Take a break from cold and snow this weekend and pretend you’re in Cuba for an evening! Havana Night is a fundraiser for The Friends of Lansdowne and their legal battle to preserve the Ottawa landmark. Swing by for night of Cuban food, drinks, and dancing with music by celebrated Cuban artist Caridad Cruz. Food will be provided by Bank Street’s Havana Café & Catering — and there are whispers of dance lessons! Saturday, Jan. 29. 8 p.m. $35. Old Ottawa South Firehall. 260 Sunnyside Ave. 613-247-4946.

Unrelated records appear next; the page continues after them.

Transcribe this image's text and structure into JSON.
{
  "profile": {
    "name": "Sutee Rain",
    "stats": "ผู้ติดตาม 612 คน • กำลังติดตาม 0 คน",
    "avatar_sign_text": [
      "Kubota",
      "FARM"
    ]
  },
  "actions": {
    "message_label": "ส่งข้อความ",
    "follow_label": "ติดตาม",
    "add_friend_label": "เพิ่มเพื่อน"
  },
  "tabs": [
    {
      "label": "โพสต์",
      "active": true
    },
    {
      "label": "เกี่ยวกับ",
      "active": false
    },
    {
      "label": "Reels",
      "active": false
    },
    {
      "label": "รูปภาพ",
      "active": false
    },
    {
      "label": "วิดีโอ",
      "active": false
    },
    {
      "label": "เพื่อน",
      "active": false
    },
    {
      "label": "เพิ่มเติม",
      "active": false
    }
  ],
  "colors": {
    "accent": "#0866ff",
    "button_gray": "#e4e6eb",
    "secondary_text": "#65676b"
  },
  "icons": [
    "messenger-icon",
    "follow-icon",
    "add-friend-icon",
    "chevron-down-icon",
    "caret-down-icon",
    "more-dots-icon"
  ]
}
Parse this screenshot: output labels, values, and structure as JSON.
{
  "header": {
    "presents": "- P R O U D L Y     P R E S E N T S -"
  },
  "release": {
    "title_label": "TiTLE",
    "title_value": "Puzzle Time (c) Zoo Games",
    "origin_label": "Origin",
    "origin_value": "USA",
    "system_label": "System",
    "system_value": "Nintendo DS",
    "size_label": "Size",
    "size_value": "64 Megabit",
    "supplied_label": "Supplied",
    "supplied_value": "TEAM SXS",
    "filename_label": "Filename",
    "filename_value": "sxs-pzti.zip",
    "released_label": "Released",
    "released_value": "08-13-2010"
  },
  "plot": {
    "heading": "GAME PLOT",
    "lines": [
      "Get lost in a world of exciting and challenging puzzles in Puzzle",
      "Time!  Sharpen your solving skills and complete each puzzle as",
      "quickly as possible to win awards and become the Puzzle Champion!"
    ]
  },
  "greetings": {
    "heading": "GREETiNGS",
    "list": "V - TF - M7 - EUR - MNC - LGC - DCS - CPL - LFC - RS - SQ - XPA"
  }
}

What’s up this Sunday? Twenty-eight classic Looney Tunes shorts featuring Bugs Bunny at the Mayfair Theatre, doc. These beloved episodes, including High Diving Hare and One Froggy Evening will bring howls of laughter to children and grandparents alike. A perfect Sunday matinee for the whole family! Saturday, Jan. 29. 1 p.m. Sunday, Jan. 30. 3 p.m. $6 members, $10 non-members, $5 children, $7 seniors. Mayfair Theatre, 1074 Bank St. 613-730-3403.